Dairy giant Dale Farm and parent company United Dairy Farmers have suffered a 50% slump in profits — blamed on tighter margins and the strength of the pound over the euro.
Dale Farm — along with its parent company United Dairy Farmers — saw turnover fall slightly to £421m.
And the entire group's operating profit fell by around 50% to £3.55m, which was blamed on “depressed market returns... made worse by adverse exchange rates with the pound gathering strength versus the euro”.
But on the upside, Dale Farm itself saw a 10% boost in turnover — rising to £320m for the year ending March 2015.
And David Dobbin, Dale Farm’s group chief executive said the “volatility in dairy markets and milk prices reinforces the rationale behind our strategy to grow in added value consumer products and thus deliver a more competitive and stable milk price to our farmers”.
“Dale Farm delivered another year of strong growth however profits were hit by depressed market returns and adverse movements in exchange rates, with the pound gaining significantly in strength versus the euro.
“The outlook for the current year remains difficult with dairy markets continuing to decline as the result of the ongoing global oversupply situation exacerbated by the ending EU dairy quotas in April 2015 which has led to increased output.”
“At the end of March 2015, United reached agreement with the NILGOSC pension scheme to withdraw from the scheme and cap its liabilities eliminating any future risk exposure. This resulted in a one off exceptional net book charge of £1.9m.
During the year, farm gate milk prices “roller-coasted”, according to the firm — starting the year at a high of 32.4p per litre and finishing at 21.4p.

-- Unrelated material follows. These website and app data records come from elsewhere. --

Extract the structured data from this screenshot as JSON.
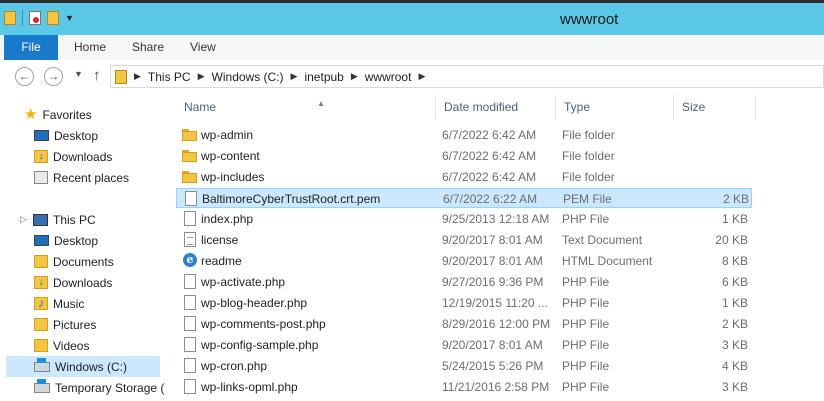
{
  "window": {
    "title": "wwwroot"
  },
  "ribbon": {
    "tabs": [
      "File",
      "Home",
      "Share",
      "View"
    ]
  },
  "address": {
    "segments": [
      "This PC",
      "Windows (C:)",
      "inetpub",
      "wwwroot"
    ]
  },
  "nav": {
    "favorites_label": "Favorites",
    "favorites": [
      "Desktop",
      "Downloads",
      "Recent places"
    ],
    "thispc_label": "This PC",
    "thispc": [
      "Desktop",
      "Documents",
      "Downloads",
      "Music",
      "Pictures",
      "Videos",
      "Windows (C:)",
      "Temporary Storage ("
    ],
    "selected": "Windows (C:)"
  },
  "columns": {
    "name": "Name",
    "date": "Date modified",
    "type": "Type",
    "size": "Size"
  },
  "files": [
    {
      "name": "wp-admin",
      "date": "6/7/2022 6:42 AM",
      "type": "File folder",
      "size": "",
      "icon": "folder-icon"
    },
    {
      "name": "wp-content",
      "date": "6/7/2022 6:42 AM",
      "type": "File folder",
      "size": "",
      "icon": "folder-icon"
    },
    {
      "name": "wp-includes",
      "date": "6/7/2022 6:42 AM",
      "type": "File folder",
      "size": "",
      "icon": "folder-icon"
    },
    {
      "name": "BaltimoreCyberTrustRoot.crt.pem",
      "date": "6/7/2022 6:22 AM",
      "type": "PEM File",
      "size": "2 KB",
      "icon": "file-icon",
      "selected": true
    },
    {
      "name": "index.php",
      "date": "9/25/2013 12:18 AM",
      "type": "PHP File",
      "size": "1 KB",
      "icon": "file-icon"
    },
    {
      "name": "license",
      "date": "9/20/2017 8:01 AM",
      "type": "Text Document",
      "size": "20 KB",
      "icon": "text-document-icon"
    },
    {
      "name": "readme",
      "date": "9/20/2017 8:01 AM",
      "type": "HTML Document",
      "size": "8 KB",
      "icon": "internet-explorer-icon"
    },
    {
      "name": "wp-activate.php",
      "date": "9/27/2016 9:36 PM",
      "type": "PHP File",
      "size": "6 KB",
      "icon": "file-icon"
    },
    {
      "name": "wp-blog-header.php",
      "date": "12/19/2015 11:20 ...",
      "type": "PHP File",
      "size": "1 KB",
      "icon": "file-icon"
    },
    {
      "name": "wp-comments-post.php",
      "date": "8/29/2016 12:00 PM",
      "type": "PHP File",
      "size": "2 KB",
      "icon": "file-icon"
    },
    {
      "name": "wp-config-sample.php",
      "date": "9/20/2017 8:01 AM",
      "type": "PHP File",
      "size": "3 KB",
      "icon": "file-icon"
    },
    {
      "name": "wp-cron.php",
      "date": "5/24/2015 5:26 PM",
      "type": "PHP File",
      "size": "4 KB",
      "icon": "file-icon"
    },
    {
      "name": "wp-links-opml.php",
      "date": "11/21/2016 2:58 PM",
      "type": "PHP File",
      "size": "3 KB",
      "icon": "file-icon"
    }
  ]
}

The group said “this reflected a collapse in dairy markets driven by global overproduction in milk, weaker demand from China and a Russian ban on imports of EU dairy produce”.